It was the last semester of my senior year in college – right after Spring Break – when I heard the news that would forever shape my views on mental illness.
A friend and fellow editor of the college newspaper I worked for, Steven Ochs jumped to his death from one of the many bridges near his hometown in Pittsburgh, PA.
A group of us ended up driving out there across the fields of Pennsylvania to mourn his passing. It was the first time I was a pallbearer at a funeral and I knew then that was something I never wanted to be for a friend again.
Steven was a remarkable young adult.
I wish you could’ve known him. He wrote amazing columns for our college paper and editorials nearly every weekday. Thanks to the internet, you can still read a few here.
I can still remember sitting in his newspaper office couch and hearing him talk; he was always a few steps ahead of me. I thought he had a promising future.
I thought about Steve a bunch last week, when the celebrity suicides of Kate Spade and Anthony Boudrain became headlines.
Those people, along with Steve, seemingly had everything that would want.
As anyone who has had a friend or relative commit suicide, there’s a certain amount of second guessing that goes on. What signals did I miss? What could I have done differently? Was I a good enough friend? Why didn’t he ask for help?
And a lot times, it just comes down to a simple question too: Why?
Every suicide of a employee impacts the workplace as well. And sometimes it is at the workplace itself – but regardless, suicides have been on the rise the last several years. As a Wall Street Journal article from earlier this year noted:
Nationwide, the numbers are small but striking. According to the Bureau of Labor Statistics, suicides at workplaces totaled 291 in 2016, the most recent year of data and the highest number since the government began tallying such events 25 years ago. U.S. suicides overall totaled nearly 45,000 in 2016, a 35% increase compared with 10 years earlier, according to the Centers for Disease Control and Prevention’s National Center for Health Statistics.
Who is most at risk? According to the BLS study, 45- to 54-year-old males had the highest likelihood of committing workplace suicide. And workers in the public sector had a higher propensity for workplace suicide while workers in the private sector suffered the majority of these fatalities. The private industry sectors with the highest propensities for workplace suicide were finance and insurance; professional, scientific and technical services; and health care and social
The solutions are far more complex than a simple employment law blog post can capture. Some of them are rooted in society. But discussions regarding mental health — and bringing those discussions in the workplace — is often seen as one important step that can be done. A renewed emphasis on making sure employees know about and use Employee Assistance Programs is also another important step.
HR staff can sometimes be at the front lines. Figuring out that an employee might need help can be a part of a solution but as we all know, it might still not be enough.

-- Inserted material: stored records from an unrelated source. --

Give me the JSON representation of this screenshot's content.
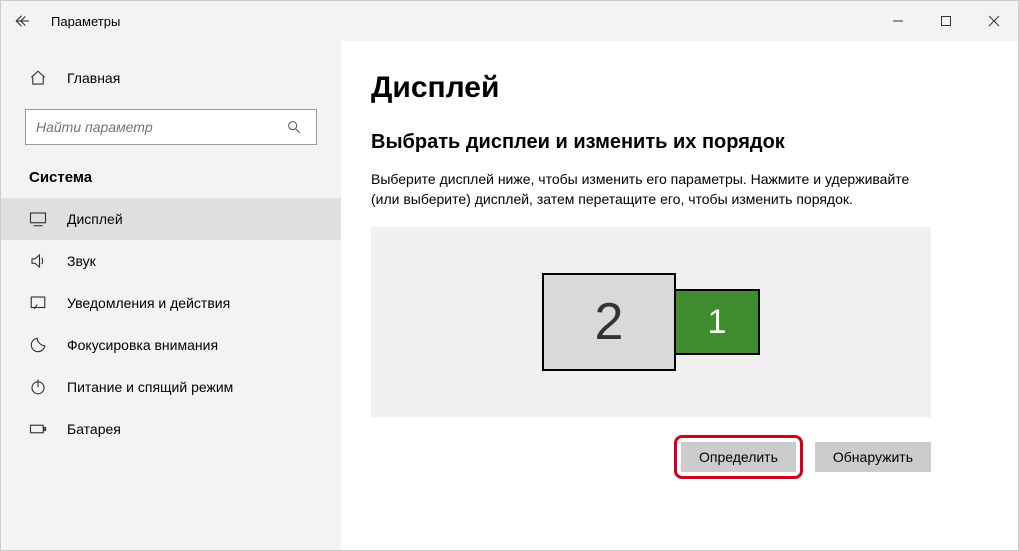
{
  "titlebar": {
    "title": "Параметры"
  },
  "sidebar": {
    "home": "Главная",
    "search_placeholder": "Найти параметр",
    "section": "Система",
    "items": [
      {
        "label": "Дисплей"
      },
      {
        "label": "Звук"
      },
      {
        "label": "Уведомления и действия"
      },
      {
        "label": "Фокусировка внимания"
      },
      {
        "label": "Питание и спящий режим"
      },
      {
        "label": "Батарея"
      }
    ]
  },
  "content": {
    "heading": "Дисплей",
    "subheading": "Выбрать дисплеи и изменить их порядок",
    "description": "Выберите дисплей ниже, чтобы изменить его параметры. Нажмите и удерживайте (или выберите) дисплей, затем перетащите его, чтобы изменить порядок.",
    "monitors": {
      "m1": "1",
      "m2": "2"
    },
    "identify_button": "Определить",
    "detect_button": "Обнаружить"
  }
}
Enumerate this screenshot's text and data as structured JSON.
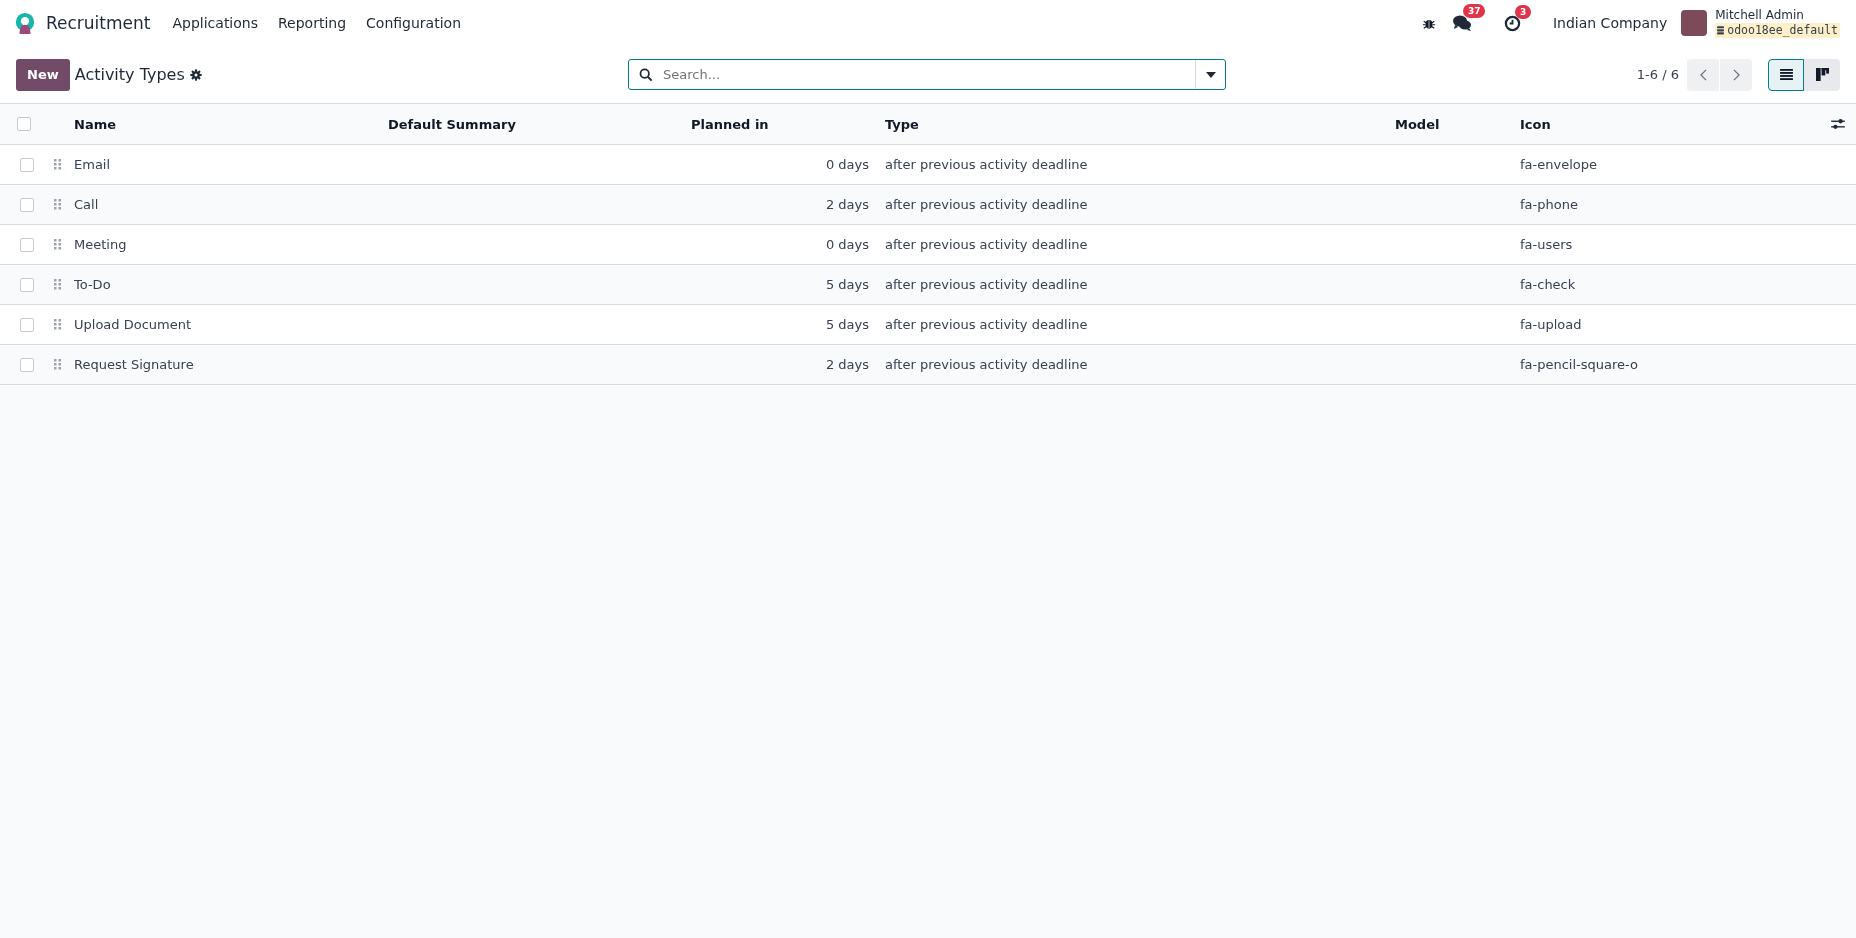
{
  "navbar": {
    "app_name": "Recruitment",
    "menu": [
      "Applications",
      "Reporting",
      "Configuration"
    ],
    "messages_badge": "37",
    "activities_badge": "3",
    "company": "Indian Company",
    "user": {
      "name": "Mitchell Admin",
      "database": "odoo18ee_default"
    }
  },
  "control_panel": {
    "new_button": "New",
    "title": "Activity Types",
    "search": {
      "placeholder": "Search..."
    },
    "pager": "1-6 / 6",
    "views": [
      {
        "kind": "list",
        "selected": true
      },
      {
        "kind": "kanban",
        "selected": false
      }
    ]
  },
  "table": {
    "select_all_checked": false,
    "columns": [
      "Name",
      "Default Summary",
      "Planned in",
      "Type",
      "Model",
      "Icon"
    ],
    "rows": [
      {
        "checked": false,
        "name": "Email",
        "planned": "0 days",
        "type": "after previous activity deadline",
        "icon": "fa-envelope"
      },
      {
        "checked": false,
        "name": "Call",
        "planned": "2 days",
        "type": "after previous activity deadline",
        "icon": "fa-phone"
      },
      {
        "checked": false,
        "name": "Meeting",
        "planned": "0 days",
        "type": "after previous activity deadline",
        "icon": "fa-users"
      },
      {
        "checked": false,
        "name": "To-Do",
        "planned": "5 days",
        "type": "after previous activity deadline",
        "icon": "fa-check"
      },
      {
        "checked": false,
        "name": "Upload Document",
        "planned": "5 days",
        "type": "after previous activity deadline",
        "icon": "fa-upload"
      },
      {
        "checked": false,
        "name": "Request Signature",
        "planned": "2 days",
        "type": "after previous activity deadline",
        "icon": "fa-pencil-square-o"
      }
    ]
  }
}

We can only hope that as we raise awareness of this, that we can stop some suicides from occurring so that 25 years from now, someone else isn’t writing a blog post about one of their friends as well.